For foals, special care is needed. Their systems are still developing, so the antibiotics and dosages have to be carefully chosen to avoid disrupting their developing gut flora.

Allergic reactions to antibiotics can happen, just like in humans. Signs include swelling, hives, and difficulty breathing. Immediate veterinary care is needed if an allergic reaction is suspected.

Supportive care often goes hand in hand with antibiotic treatment. This can include fluids and anti-inflammatory medications to help the horse recover faster.
Specific antibiotics, like benzathine penicillin, are commonly used for respiratory infections and soft tissue infections. Regular monitoring by a vet is essential to ensure the treatment is working and to adjust if necessary.

In equine dentistry, antibiotics can be used to prevent or treat infections following dental procedures. Eye infections also get special treatment with specific antibiotics to preserve vision and comfort.

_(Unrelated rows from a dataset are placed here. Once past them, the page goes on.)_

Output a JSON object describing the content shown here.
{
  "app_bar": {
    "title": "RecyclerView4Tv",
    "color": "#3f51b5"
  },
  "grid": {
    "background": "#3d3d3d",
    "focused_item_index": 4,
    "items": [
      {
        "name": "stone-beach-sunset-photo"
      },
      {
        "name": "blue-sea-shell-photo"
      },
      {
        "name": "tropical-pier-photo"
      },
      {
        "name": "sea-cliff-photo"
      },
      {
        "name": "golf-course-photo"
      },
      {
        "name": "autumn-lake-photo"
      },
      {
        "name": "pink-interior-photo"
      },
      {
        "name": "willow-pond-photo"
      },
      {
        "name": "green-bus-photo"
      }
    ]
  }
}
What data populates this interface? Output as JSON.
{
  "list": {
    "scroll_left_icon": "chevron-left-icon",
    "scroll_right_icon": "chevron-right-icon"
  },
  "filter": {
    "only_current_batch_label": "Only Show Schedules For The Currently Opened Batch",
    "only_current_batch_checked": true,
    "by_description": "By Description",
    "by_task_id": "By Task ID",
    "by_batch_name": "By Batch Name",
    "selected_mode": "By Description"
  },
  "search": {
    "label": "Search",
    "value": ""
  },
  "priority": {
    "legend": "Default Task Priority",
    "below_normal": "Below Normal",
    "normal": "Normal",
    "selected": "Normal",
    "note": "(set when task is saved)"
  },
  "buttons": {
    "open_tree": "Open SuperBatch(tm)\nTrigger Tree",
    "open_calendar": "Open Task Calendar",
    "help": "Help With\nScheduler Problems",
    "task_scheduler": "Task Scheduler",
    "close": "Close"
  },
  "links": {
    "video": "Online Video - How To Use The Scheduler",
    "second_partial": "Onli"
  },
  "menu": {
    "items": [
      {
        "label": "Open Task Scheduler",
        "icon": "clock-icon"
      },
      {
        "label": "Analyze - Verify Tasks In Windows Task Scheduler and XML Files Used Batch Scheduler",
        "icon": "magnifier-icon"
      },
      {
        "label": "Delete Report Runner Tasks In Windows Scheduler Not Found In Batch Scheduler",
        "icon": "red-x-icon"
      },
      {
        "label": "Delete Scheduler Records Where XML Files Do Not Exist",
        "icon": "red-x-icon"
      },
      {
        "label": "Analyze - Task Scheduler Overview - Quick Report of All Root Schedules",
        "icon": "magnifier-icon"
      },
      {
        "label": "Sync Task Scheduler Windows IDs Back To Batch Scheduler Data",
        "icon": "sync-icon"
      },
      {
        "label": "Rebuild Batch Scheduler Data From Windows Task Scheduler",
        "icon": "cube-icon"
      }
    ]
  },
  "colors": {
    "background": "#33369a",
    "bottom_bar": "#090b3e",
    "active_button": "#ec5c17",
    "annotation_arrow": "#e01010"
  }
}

Conditions like shipping fever, a respiratory condition common in horses transported long distances, often require antibiotic treatment. Similarly, equine pneumonia, a serious condition, needs aggressive antibiotic therapy.

Joint infections, or septic arthritis, need potent antibiotics and often joint flushing to clear the infection. Wounds, especially deep or contaminated ones, benefit from antibiotics to prevent infection and promote healing.

Potomac horse fever, caused by Neorickettsia risticii, is treated with oxytetracycline. Rhodococcus equi, a significant cause of pneumonia in foals, requires a combination of macrolides and rifampin.

Gastric ulcers can be a risk for horses on long-term antibiotic therapy, so managing and monitoring for this is important. Sterile technique when administering injectable antibiotics helps prevent introducing new infections.
Lastly, ongoing research and development are constantly improving the effectiveness and safety of equine antibiotics. This ensures that our horses get the best possible care when they need it.

Using antibiotics in horses is all about balance – the right drug, the right dose, and the right duration. With responsible use and veterinary guidance, antibiotics can keep our horses healthy and happy.